◆ WHAT YOU SHOULD DO
Pick out each line in these entries that contains the string "desc".

[Data records for software interfaces]

────────────────────

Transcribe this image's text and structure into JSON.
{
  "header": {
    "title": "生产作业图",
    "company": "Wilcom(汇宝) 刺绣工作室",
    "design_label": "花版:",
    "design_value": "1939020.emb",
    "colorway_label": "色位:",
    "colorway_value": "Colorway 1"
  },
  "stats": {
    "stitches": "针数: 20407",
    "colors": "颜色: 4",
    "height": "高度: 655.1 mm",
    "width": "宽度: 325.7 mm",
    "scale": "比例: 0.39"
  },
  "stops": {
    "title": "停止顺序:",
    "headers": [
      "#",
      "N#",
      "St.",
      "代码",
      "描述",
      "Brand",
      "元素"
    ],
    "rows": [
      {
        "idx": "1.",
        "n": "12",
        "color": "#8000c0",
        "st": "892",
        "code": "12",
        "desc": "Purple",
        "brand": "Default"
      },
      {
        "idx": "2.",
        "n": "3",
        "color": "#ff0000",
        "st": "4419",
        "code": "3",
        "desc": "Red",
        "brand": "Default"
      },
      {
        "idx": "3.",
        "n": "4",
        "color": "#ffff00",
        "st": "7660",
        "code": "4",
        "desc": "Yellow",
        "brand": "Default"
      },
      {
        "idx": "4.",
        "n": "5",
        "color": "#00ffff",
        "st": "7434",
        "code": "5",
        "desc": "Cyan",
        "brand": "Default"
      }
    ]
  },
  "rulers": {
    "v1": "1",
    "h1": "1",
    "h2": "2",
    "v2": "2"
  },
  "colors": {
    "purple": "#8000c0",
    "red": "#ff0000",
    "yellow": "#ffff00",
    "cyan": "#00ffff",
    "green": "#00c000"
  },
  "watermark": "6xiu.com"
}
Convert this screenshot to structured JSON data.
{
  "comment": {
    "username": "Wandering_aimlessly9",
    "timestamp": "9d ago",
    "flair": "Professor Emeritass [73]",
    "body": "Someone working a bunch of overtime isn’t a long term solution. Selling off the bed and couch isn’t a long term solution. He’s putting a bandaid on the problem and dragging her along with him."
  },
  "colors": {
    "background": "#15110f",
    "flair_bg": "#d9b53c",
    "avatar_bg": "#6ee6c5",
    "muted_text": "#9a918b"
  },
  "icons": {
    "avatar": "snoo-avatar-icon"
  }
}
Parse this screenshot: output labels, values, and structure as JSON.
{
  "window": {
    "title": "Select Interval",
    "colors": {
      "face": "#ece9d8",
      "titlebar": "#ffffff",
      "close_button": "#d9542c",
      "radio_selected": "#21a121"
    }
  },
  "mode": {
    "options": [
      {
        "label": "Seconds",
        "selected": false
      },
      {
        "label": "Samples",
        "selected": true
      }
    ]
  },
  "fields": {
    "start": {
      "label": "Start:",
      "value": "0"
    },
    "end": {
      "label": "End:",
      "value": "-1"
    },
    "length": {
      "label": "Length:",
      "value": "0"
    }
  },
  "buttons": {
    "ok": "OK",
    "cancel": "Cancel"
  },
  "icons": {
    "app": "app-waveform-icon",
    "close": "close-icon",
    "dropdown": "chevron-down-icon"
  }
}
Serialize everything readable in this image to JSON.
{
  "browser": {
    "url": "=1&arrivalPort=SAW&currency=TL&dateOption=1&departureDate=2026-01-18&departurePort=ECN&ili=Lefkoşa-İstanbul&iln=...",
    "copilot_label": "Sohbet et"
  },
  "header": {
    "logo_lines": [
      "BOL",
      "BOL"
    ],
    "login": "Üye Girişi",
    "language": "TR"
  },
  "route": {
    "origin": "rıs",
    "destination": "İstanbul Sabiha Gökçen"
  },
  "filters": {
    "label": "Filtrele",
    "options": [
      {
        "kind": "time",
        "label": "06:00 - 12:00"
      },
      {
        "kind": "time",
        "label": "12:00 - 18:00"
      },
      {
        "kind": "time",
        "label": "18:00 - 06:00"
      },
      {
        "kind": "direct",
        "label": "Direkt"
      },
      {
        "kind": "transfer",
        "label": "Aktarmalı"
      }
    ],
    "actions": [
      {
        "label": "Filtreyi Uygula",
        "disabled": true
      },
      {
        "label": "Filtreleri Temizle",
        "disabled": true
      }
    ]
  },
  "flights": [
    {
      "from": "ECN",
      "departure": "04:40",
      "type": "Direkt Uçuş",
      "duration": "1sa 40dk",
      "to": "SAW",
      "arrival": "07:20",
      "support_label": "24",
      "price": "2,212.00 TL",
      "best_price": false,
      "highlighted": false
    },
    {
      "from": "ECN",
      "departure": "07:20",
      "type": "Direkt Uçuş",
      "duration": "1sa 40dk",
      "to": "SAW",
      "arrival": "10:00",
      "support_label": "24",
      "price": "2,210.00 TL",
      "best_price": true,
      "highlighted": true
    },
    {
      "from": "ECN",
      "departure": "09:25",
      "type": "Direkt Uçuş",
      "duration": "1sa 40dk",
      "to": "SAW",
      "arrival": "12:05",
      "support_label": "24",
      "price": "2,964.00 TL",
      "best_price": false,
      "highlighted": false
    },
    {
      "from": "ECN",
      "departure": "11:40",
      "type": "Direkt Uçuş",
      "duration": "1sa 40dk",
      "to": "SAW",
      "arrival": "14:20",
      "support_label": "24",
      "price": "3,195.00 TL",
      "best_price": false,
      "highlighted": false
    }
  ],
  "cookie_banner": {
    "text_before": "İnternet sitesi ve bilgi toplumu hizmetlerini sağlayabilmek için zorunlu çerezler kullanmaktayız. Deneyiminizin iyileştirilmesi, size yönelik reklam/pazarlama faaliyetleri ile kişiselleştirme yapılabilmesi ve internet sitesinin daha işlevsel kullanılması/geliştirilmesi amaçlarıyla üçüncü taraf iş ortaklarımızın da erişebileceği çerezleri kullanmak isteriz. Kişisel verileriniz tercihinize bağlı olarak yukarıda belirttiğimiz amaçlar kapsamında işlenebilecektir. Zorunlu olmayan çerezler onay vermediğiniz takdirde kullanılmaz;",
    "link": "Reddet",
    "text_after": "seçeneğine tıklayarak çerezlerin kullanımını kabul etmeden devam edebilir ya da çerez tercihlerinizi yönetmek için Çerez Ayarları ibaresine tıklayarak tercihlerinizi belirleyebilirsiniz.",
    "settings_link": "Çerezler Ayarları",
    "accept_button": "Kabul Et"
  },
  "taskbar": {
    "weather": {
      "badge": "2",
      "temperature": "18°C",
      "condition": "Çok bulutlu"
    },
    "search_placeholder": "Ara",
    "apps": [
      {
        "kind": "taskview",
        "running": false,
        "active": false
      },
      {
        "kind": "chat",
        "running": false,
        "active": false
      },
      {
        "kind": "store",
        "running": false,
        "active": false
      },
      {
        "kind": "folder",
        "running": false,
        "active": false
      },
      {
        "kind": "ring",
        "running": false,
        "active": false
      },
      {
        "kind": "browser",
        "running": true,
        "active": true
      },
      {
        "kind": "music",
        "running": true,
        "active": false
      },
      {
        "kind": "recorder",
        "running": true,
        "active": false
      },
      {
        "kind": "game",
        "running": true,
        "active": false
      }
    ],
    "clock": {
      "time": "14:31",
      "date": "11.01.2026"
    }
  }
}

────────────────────

◆ RESPONSE FOR THIS EXERCISE
        "desc": "Purple",
        "desc": "Red",
        "desc": "Yellow",
        "desc": "Cyan",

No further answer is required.